Moving Still Life (O HER! Series 1.1)

Digital video, 2018, 2.44 mins, 16:9 aspect ratio, 1920 x 1080 Full HDR

This work involves everyday objects of domestic use, destabilizing the idea of female domestication as a normative social practice. The objects (domestic vessels) connote bodies that hide these tiny pleasure bullets, staged as a conventional still life set up with a single point light. It is also a commentary on painting as a historically male-dominated activity. “The default position of images is feminine (Mitchell)”, as stated by J. W. T. Mitchell. In the video, the passive, immobile and still, the feminine default position is activated for the male gaze, but without the presence of a physical body.

The Little Death (O HER! Series 1.2)

Digital video, 2018, 4.24 mins, 16:9 aspect ratio, 1920 x 1080 Full HDR

In this video, I attempt to liken the vanitas concept of still life paintings to the death-like feeling experienced while having an orgasm. The video is shot in the conventional Dutch vanitas style with symbolism in the objects composed in the frame. The frame is eroticized with the hidden vibrators that do their own erratic dance. The movements in a serious set up like this which depicts temporality and the fleeting nature of all worldly desires make for a comical viewing. The staged bubbles floating in the space add to the comic drama of the still frame. The vibrators with feathers inside the birdcage, wrapped under pearl necklaces and shaped in the form of lipsticks provide varied sounds that elude the viewer from attaching a set narrative and in fact, give the spectator space to wander freely and think critically.

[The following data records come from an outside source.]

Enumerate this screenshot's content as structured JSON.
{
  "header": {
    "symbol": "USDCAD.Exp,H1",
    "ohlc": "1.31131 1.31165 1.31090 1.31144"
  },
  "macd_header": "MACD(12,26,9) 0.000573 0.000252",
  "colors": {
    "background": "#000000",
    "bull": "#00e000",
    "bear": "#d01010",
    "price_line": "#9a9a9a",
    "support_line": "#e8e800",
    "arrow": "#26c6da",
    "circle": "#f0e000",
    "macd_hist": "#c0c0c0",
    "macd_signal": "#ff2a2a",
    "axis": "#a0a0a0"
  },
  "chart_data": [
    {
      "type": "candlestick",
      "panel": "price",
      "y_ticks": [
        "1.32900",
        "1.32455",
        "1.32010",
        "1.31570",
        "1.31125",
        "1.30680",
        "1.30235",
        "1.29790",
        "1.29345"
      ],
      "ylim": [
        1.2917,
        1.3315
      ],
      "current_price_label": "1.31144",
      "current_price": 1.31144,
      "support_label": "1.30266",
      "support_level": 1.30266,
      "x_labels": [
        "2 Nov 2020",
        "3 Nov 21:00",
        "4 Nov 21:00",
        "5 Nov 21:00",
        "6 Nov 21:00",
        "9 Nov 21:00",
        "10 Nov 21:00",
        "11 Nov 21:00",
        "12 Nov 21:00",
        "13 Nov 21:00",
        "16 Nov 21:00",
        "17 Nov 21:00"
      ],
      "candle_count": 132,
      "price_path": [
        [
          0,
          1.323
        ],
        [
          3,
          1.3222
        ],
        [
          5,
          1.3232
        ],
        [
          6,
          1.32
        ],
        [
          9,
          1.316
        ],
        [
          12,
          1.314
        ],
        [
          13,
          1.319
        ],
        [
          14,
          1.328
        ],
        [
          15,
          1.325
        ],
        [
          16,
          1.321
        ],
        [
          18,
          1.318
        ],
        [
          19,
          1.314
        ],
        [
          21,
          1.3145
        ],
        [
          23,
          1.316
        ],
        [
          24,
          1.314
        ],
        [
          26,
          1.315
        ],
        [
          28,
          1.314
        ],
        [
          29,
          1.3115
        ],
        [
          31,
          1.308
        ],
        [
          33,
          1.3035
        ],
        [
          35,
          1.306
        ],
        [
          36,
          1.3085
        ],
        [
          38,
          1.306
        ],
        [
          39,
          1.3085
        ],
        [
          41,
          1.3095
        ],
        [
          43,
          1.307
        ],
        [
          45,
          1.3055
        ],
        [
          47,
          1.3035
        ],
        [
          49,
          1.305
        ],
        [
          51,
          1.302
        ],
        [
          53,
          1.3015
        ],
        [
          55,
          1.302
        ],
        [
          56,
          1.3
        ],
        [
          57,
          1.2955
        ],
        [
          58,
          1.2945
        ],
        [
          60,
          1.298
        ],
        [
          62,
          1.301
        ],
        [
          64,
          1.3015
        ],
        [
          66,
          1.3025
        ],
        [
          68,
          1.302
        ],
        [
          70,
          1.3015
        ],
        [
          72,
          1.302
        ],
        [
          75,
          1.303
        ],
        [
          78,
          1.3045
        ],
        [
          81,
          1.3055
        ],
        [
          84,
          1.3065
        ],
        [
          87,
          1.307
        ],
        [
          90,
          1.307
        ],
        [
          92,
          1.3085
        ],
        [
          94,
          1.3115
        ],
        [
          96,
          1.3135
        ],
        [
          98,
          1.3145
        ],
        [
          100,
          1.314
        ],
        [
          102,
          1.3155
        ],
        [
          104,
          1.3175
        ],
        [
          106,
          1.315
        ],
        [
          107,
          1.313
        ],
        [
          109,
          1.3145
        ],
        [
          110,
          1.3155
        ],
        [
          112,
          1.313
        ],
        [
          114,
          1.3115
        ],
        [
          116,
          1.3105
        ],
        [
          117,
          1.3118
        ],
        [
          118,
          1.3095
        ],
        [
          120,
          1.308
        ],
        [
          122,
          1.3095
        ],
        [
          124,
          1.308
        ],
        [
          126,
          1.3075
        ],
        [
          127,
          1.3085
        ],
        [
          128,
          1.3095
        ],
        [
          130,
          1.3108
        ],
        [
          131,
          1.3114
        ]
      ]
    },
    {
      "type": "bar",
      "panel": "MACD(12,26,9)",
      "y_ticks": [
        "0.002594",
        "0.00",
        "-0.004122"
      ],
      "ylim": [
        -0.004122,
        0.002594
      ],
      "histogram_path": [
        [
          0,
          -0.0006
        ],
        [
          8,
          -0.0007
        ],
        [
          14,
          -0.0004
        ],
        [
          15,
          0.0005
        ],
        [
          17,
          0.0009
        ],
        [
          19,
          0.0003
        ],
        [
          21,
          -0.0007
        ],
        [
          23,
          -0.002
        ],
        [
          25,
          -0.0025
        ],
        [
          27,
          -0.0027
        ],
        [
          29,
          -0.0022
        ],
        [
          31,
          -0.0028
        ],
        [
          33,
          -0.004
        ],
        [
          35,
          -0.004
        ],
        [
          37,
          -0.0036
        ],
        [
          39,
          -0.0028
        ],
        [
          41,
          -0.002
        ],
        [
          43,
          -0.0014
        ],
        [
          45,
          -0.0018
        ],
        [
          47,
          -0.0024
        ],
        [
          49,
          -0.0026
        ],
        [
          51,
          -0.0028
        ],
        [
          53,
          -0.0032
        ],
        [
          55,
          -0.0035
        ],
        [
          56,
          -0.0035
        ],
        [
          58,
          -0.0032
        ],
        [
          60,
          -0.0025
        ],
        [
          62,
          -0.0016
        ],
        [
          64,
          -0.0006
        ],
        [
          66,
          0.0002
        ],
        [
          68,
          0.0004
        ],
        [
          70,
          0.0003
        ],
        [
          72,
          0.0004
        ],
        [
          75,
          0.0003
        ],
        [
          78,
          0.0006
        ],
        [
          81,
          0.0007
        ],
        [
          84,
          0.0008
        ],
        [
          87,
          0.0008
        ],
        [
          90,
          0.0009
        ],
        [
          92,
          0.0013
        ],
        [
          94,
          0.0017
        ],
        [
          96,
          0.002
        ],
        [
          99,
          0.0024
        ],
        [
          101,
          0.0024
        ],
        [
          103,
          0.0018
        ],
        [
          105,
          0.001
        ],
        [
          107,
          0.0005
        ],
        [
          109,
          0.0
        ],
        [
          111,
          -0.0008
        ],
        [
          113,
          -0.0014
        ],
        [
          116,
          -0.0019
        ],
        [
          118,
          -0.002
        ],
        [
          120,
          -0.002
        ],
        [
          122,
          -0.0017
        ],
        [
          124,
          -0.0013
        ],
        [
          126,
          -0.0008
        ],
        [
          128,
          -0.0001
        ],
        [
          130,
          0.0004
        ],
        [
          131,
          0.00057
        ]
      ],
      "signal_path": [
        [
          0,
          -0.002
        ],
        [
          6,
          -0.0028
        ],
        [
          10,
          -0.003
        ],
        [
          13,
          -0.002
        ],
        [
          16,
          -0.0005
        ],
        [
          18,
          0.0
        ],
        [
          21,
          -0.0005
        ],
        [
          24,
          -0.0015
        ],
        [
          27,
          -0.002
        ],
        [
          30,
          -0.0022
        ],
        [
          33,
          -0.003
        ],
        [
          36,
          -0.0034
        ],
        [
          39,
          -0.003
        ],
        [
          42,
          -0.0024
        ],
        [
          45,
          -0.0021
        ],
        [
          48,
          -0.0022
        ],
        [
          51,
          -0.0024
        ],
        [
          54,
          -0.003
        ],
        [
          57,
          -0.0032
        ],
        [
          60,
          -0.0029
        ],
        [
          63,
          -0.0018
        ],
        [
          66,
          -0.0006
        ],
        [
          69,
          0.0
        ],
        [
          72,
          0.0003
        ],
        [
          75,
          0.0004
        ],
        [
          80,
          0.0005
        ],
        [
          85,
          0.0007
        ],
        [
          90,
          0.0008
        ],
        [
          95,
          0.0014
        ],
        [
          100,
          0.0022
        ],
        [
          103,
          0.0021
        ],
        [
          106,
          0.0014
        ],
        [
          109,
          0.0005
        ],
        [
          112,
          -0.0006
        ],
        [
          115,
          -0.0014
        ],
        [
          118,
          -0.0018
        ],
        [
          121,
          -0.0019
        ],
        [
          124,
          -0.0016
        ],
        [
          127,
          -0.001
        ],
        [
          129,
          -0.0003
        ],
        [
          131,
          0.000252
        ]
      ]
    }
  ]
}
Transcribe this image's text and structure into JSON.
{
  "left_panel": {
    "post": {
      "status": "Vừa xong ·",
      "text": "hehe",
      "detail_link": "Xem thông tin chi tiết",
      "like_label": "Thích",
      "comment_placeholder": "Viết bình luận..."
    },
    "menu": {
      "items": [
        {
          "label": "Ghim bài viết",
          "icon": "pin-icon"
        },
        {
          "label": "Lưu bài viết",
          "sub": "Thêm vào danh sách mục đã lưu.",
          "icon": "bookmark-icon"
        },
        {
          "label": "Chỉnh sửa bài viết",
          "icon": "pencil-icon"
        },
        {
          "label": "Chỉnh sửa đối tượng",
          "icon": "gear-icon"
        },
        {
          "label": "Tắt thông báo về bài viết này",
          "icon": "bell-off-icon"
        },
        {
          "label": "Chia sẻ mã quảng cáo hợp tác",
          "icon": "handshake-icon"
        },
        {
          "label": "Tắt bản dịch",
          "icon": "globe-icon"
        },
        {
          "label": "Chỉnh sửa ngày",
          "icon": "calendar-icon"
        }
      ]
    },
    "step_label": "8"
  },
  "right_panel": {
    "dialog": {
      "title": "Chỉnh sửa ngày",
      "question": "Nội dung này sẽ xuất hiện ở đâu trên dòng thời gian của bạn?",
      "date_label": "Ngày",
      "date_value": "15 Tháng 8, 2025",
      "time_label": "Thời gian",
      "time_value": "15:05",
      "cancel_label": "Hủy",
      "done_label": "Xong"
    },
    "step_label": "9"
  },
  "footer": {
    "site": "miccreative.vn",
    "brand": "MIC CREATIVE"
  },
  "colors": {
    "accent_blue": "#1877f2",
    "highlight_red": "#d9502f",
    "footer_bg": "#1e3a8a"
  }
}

In Her Bedroom (O HER! Series 2.1)

Digital video, 2018, 2.46 mins, 16:9 aspect ratio, 1920 x 1080 Full HDR

This video depicts a private domestic space, interspersed with the same household objects that contain the vibrators, imparting random sounds that lure the viewer to seek the objects. The tension develops as the viewer attempts to decipher the space, interrupted by the sudden movements of the objects that unexpectedly break the stillness, calling for attention and an inquiry into the reproduction of that which is personal, erotic yet a bit ambiguous in this case. There is an absence of the physical body in the videos, but the eroticism is suggested by the inclusion of vibrators, their sounds and movements. The videos are voyeuristic and pornographic as they aid “the publication of that which is private” (Preciado 266 -267) but negate other tropes such as, sex as performance (Preciado 268), in its literal sense. The videos aim to subvert the male gaze through a still, passive, almost sterile and ambiguous set up that denies the logic of pornography – a feminine eroticized technological apparatus but lacking an embodied image (Preciado 265).

The Rabbit in Her Kitchen (O HER! Series 2.2)

Digital video, 2018, 3.52 mins, 16:9 aspect ratio, 1920 x 1080 Full HDR

My videos are a bit strange. They posit a kitchen but then there is a rabbit on the kitchen counter and suddenly the whole film is (Pocius)noisy, and the viewer is left wondering what is producing this noise which might sound familiar yet remains unfamiliar. The rabbit symbolically stands for physical love – unbridled sexuality and lust. It is also a symbol of fertility, prolific breeding, vitality and sexual desires. In recent contexts, the Playboy bunny was known to have ‘humorous sexual connotations’, ‘frisky and playful’. And to add to these symbolisms, the rabbit vibrator – a specifically designed vibrator is known to provide both clitoral and penetrative pleasure. These symbolisms of the rabbit inspired me to place the animal in an unassuming domestic space of the kitchen. The rabbit adds to the humor but the long take, detached framing and lack of control of the viewer’s gaze gives the viewer the freedom to interpret and make their own connections.